Marc Azéma of the University of Toulouse—Le Mirail and independent French artist Florent Rivère published their discovery in the June issue of Antiquity. They report that Stone Age artists used torches to create an animation effect on cartoon-like drawings inside caves.
"Stone Age artists intended to give life to their images," Azéma wrote. "The majority of cave drawings show animals in action."
The paintings show various animals in states of motion. Without the torch effect, the images appear to simply be of superimposed animals with multiple heads and appendages. But when the lighting effect is administered, the paintings appear to move in sequence.
Azéma has spent 20 years studying Stone Age animation techniques, citing 53 figures in 12 French caves.
"That such animation was intentional is endorsed by the likely use of incised disks as thaumatropes," Azéma wrote.
Astronomer John Hershel first developed thaumatropes in 1825. The "miracle wheel," works by spinning several images on a disk to create the illusion of movement. The world's oldest known film is the Roundhay Garden Scene, created in 1888.
"Paleolithic thaumatropes can be claimed as the earliest of the attempts to represent movement that culminated in the invention of the cinematic camera," Azéma and Rivère wrote.

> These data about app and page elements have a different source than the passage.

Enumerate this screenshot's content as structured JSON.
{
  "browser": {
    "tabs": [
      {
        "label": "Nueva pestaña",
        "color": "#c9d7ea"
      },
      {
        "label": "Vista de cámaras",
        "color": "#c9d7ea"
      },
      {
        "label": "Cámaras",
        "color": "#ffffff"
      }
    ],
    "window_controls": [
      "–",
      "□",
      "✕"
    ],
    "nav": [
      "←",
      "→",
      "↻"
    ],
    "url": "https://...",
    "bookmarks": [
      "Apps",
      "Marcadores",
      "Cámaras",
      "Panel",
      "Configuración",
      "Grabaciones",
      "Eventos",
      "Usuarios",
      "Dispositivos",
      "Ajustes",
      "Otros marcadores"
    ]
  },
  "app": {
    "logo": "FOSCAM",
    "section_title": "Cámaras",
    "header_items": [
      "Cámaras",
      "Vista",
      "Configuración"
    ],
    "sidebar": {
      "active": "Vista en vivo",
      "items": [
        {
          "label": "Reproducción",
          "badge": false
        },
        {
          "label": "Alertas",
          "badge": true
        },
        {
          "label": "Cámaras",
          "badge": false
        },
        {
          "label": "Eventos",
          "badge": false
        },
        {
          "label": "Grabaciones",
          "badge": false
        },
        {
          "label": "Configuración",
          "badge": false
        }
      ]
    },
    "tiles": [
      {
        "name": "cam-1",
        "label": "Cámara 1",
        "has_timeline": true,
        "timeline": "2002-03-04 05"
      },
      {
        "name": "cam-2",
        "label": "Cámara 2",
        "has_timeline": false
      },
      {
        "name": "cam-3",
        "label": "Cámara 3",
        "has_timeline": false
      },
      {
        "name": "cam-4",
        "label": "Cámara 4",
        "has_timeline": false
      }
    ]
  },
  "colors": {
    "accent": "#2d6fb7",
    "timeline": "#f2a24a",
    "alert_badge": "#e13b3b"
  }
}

Cave paintings have been thrust back into the public consciousness recently with the new film "Prometheus," which speculates that the ancient artworks provide a map to finding extraterrestrial life. And while these movies are certainly of a more primitive nature, they do contain far fewer plot holes.